When he finally left his house, Jorge was seized by the gang again. ‘They threw me in the mud, and cut my mouth with a knife,’ he recalled. ‘It was a message: that this is what happens if you talk to the police. They told me that I could expect more beatings, if I continued to refuse to join them, and that next time I would suffer worse.’
Then 15, Jorge decided to continue working in the potato fields with his uncle, choosing to leave the house early each morning under the cover of night and returning after dark. He stayed inside the rest of the time. Eventually, he says, he made the mistake of going to a local store to buy bread. There he encountered his friend, who was a member of the gang. ‘He told me that if I continued to refuse [to join] the gang, then the main guy in charge was going to order that my hand be cut off,’ Jorge said. ‘I was very scared.’
When Jorge’s younger sister was raped by a gang member in retaliation for his refusal to join, he finally decided to flee. ‘I could not stay in Guatemala any more because the gang would never stop,’ he said. ‘Not only was I afraid for my life, but also my family.’
Jorge travelled north to the Guatemala–Mexico border and took a job as a farm worker. It was hard to find a job because of his age and undocumented status in Mexico. Six months after his arrival in Chiapas, the gang learned of his whereabouts. Strangers pretending to be family members came asking around for a young man with scars on his mouth and hand. ‘They went from house to house trying to get information about me,’ Jorge recounted.
His boss suggested requesting asylum in the United States. Jorge initially didn’t like the idea, but began to consider it. ‘The idea of going to the US scared me,’ he said. ‘I am a quiet and shy person.’
In early August 2017, Jorge arrived in Tijuana, and ended up at Casa YMCA, the city’s only shelter for under-age minors. Since 1991, the shelter has helped more than 59,000 unaccompanied migrant youth. According to shelter director Uriel Gonzalez, youth who pass through are able to come and go at will. A staff social worker helps under-age migrants understand their rights and their options. During Jorge’s month-long stay at the shelter, he remained inside, fearful of going out. He met a lawyer from the non-profit organization Al Otro Lado, who explained the US asylum process and agreed to represent Jorge pro bono.

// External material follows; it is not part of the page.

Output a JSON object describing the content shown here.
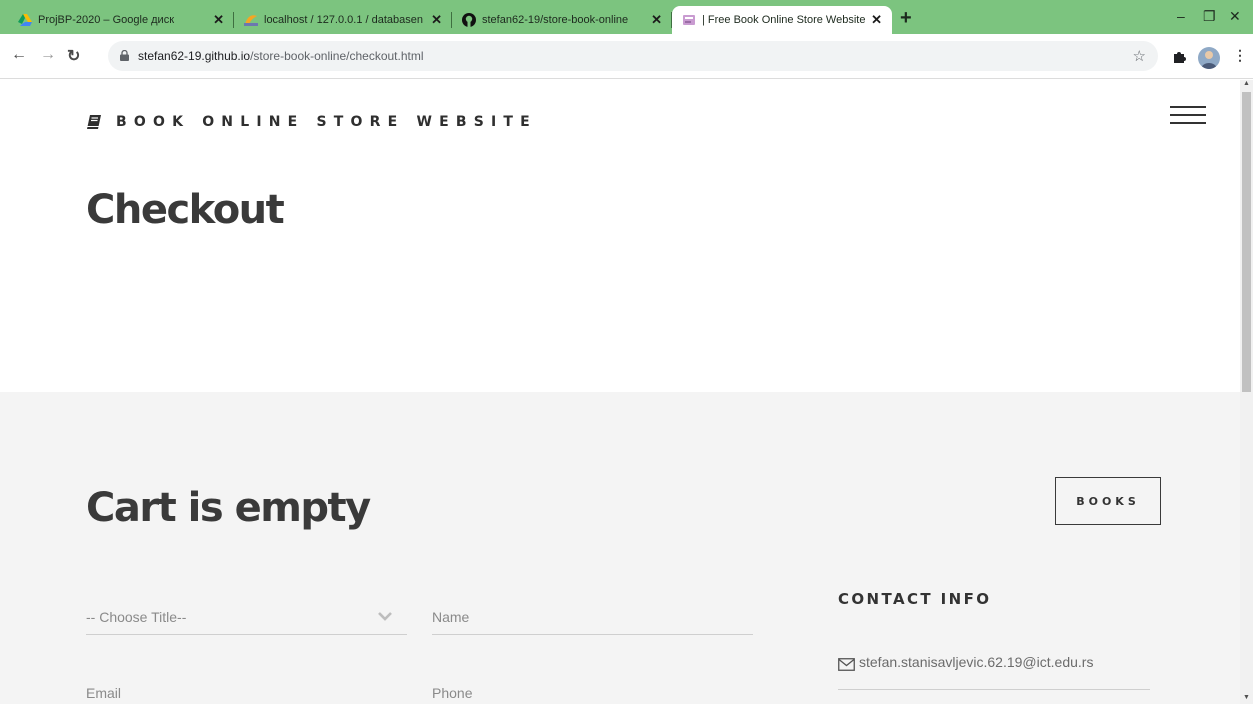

In early 2018, Ramos helped Jorge turn himself in at the border between Tijuana and San Diego. His asylum application is pending. It will likely remain in limbo for years. His odds are slim. According to data compiled by the Transactional Records Access Clearinghouse, a data-gathering organization at Syracuse University, almost 80 per cent of individuals who fled Guatemala and requested asylum were denied between 2011 and 2016.
‘I am begging for the protection of the United States,’ Jorge says. He is currently working as a gardener. He believes he will die if he is returned to Guatemala. ‘I called home to my mother to get news from home, and she told me that my cousin was killed this week by the gang. He was walking home on his way home from playing soccer. The gang beat him, tortured him, cut off his fingers, and then killed him. We are terrified … I do not think about the future any more.’